Visit Dr Golding’s Online Store

Resources and other information sources:

  1. NeuroScience: www.neurorelief.com/index.php?option=com=content&task
  2. Depression. University of Maryland-Medical Centre: www.umm.edu/altmed/articles/depression-000047.htm
  3. La Valle JB, et al. Cracking the metabolic code. Basic Health Publications, Laguna Beach: 2004
  4. Miller PL, et al. Life Extension Revolution. Bantam Books, New York: 2005
  5. Lichten EM. Textbook of Bio-identical Hormones. Foundation for anti-aging research LLC: 2007
  6. Wartian Smith P. HRT: The answers. Healthy Living Books, Traverse City: 2003

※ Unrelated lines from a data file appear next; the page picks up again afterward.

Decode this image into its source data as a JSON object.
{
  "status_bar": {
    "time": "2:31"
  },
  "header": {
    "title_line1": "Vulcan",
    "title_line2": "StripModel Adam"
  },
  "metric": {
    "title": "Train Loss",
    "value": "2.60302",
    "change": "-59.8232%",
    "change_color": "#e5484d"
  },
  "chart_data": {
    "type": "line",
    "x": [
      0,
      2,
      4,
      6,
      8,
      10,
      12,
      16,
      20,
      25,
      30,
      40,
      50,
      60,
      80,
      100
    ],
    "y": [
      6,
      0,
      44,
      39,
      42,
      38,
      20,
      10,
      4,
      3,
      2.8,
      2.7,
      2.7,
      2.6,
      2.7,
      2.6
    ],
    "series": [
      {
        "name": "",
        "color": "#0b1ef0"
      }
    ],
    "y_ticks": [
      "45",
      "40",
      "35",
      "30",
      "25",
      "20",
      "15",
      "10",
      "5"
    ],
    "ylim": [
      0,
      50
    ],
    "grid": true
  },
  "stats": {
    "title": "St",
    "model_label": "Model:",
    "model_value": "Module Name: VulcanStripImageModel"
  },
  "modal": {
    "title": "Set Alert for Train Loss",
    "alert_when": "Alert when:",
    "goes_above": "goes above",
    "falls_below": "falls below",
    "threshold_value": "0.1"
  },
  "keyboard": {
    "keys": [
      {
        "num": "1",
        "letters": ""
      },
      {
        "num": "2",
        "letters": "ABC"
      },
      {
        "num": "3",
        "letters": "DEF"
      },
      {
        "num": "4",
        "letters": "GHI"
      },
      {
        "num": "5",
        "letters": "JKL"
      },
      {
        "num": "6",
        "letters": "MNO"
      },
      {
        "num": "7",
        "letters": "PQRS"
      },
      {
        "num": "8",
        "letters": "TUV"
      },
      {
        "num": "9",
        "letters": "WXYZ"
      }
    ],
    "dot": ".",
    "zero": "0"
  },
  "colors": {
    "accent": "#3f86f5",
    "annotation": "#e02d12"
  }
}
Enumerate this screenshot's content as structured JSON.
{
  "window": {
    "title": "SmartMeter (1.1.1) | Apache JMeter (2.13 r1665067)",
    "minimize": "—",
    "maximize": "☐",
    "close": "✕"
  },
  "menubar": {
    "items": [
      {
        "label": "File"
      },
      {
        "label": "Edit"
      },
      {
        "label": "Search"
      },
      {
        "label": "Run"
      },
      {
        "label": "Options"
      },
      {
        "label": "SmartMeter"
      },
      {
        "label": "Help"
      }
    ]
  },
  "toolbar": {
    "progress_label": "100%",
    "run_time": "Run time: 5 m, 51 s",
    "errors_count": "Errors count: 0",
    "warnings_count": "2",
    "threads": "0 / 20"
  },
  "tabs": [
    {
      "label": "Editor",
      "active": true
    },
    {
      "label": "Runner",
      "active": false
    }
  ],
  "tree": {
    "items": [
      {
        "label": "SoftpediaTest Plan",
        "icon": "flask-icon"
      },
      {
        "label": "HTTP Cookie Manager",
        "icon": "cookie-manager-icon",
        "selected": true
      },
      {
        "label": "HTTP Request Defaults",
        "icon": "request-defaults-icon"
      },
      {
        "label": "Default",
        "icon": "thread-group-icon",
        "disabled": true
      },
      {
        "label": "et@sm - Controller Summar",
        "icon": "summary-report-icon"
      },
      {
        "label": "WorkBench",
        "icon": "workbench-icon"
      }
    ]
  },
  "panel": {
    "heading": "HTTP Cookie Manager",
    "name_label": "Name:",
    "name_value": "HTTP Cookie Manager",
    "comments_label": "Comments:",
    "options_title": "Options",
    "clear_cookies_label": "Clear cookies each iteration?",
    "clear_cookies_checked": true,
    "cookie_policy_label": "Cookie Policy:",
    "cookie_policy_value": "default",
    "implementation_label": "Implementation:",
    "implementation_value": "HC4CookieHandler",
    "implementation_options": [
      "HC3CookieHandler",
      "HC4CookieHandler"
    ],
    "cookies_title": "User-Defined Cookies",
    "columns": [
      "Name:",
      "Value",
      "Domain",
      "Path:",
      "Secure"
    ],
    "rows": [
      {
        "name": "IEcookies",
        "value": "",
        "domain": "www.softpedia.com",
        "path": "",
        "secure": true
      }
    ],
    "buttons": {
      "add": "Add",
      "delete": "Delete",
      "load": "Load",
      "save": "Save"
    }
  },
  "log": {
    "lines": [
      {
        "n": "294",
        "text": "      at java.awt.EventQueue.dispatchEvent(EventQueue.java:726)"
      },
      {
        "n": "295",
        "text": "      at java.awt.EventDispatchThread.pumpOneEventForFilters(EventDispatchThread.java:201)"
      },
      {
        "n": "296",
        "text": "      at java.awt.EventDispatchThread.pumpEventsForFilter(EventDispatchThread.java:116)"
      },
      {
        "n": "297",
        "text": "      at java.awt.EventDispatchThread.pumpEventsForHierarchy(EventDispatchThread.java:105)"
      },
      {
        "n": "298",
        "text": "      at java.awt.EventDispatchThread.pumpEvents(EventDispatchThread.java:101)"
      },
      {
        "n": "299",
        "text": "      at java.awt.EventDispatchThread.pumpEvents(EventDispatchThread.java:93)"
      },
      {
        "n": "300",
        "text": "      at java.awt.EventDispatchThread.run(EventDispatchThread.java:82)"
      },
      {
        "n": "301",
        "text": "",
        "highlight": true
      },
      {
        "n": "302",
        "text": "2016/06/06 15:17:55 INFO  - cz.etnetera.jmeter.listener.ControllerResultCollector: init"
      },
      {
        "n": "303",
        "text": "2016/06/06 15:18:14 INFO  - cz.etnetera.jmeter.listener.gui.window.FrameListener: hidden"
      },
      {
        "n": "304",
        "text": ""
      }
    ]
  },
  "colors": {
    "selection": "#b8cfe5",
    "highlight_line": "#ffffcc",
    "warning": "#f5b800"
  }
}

References

  1. Wartian Smith P. What you must know about women’s hormones. Square One, New York; 2010:159
  2. Wright E. Neuroendocrinology in Clinical Practice: The link between Neurotransmitters and Hormones. Neuroscience. www.neurorelief.com/index.php?option=com=content&task